> **WHAT YOU WILL DO**:
Copy every line below that has the word "kind" in it.

Content starts

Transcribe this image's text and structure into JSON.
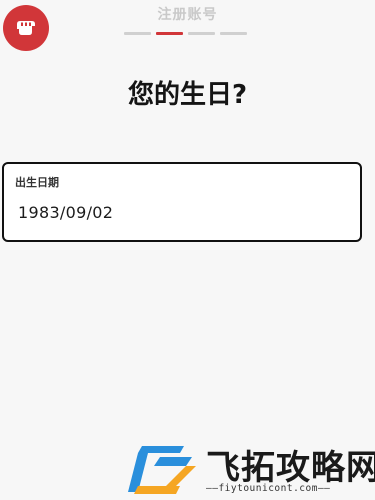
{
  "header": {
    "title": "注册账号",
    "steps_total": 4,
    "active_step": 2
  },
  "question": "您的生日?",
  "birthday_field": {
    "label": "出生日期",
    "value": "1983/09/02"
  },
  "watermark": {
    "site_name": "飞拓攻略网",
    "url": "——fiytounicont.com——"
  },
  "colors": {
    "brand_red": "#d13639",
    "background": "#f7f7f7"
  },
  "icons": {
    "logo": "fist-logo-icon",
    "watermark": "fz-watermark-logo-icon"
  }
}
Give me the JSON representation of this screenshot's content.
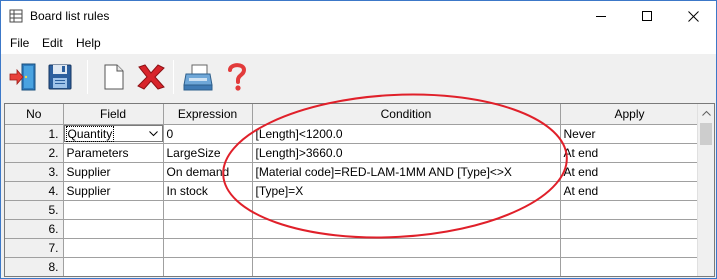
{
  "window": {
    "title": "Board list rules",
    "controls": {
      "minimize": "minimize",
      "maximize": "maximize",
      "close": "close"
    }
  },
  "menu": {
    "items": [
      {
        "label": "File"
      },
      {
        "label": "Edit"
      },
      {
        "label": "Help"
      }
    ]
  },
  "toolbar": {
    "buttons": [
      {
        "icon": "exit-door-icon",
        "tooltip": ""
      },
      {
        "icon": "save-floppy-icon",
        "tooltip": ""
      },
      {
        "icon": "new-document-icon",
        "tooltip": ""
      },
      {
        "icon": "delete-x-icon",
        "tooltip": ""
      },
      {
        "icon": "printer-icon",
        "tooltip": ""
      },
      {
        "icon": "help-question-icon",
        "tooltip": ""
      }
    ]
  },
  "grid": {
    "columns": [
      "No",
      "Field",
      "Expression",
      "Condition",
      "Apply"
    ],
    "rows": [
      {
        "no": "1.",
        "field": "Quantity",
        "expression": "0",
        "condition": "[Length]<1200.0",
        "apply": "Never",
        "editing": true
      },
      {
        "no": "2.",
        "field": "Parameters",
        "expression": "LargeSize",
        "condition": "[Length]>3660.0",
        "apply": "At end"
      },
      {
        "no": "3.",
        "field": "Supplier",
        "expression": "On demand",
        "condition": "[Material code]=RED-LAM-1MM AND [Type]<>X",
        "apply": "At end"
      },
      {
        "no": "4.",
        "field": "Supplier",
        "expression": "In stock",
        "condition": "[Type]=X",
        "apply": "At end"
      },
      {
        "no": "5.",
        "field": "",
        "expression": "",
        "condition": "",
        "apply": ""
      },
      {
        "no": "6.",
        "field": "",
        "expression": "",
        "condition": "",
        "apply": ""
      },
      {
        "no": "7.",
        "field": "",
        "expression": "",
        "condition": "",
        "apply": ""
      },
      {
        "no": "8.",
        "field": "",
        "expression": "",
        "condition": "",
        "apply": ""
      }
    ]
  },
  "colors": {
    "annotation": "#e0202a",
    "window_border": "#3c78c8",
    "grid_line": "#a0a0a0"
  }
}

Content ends
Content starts

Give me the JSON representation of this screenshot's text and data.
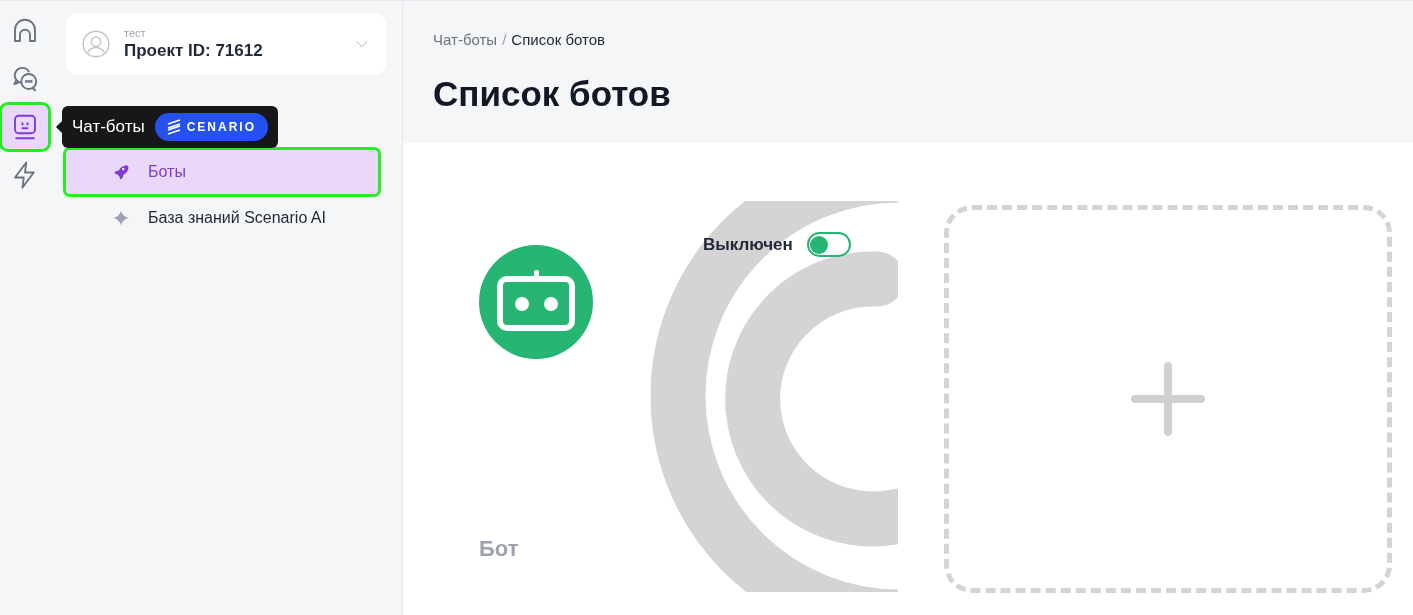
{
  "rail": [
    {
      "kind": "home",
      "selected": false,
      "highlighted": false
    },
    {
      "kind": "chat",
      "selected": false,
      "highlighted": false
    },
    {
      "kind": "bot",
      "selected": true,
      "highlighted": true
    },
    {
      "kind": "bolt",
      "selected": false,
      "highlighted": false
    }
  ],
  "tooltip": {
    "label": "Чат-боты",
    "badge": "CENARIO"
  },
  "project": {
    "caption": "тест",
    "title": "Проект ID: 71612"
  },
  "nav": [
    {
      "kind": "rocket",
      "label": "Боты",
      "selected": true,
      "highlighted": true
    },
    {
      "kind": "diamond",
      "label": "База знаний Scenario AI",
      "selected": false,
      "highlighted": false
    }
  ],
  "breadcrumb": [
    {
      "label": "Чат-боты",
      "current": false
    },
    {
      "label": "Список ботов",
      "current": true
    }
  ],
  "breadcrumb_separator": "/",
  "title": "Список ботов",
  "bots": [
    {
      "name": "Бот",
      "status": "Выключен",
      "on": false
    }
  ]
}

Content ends

> **THE COMPLETED TASK**:
      "kind": "home",
      "kind": "chat",
      "kind": "bot",
      "kind": "bolt",
      "kind": "rocket",
      "kind": "diamond",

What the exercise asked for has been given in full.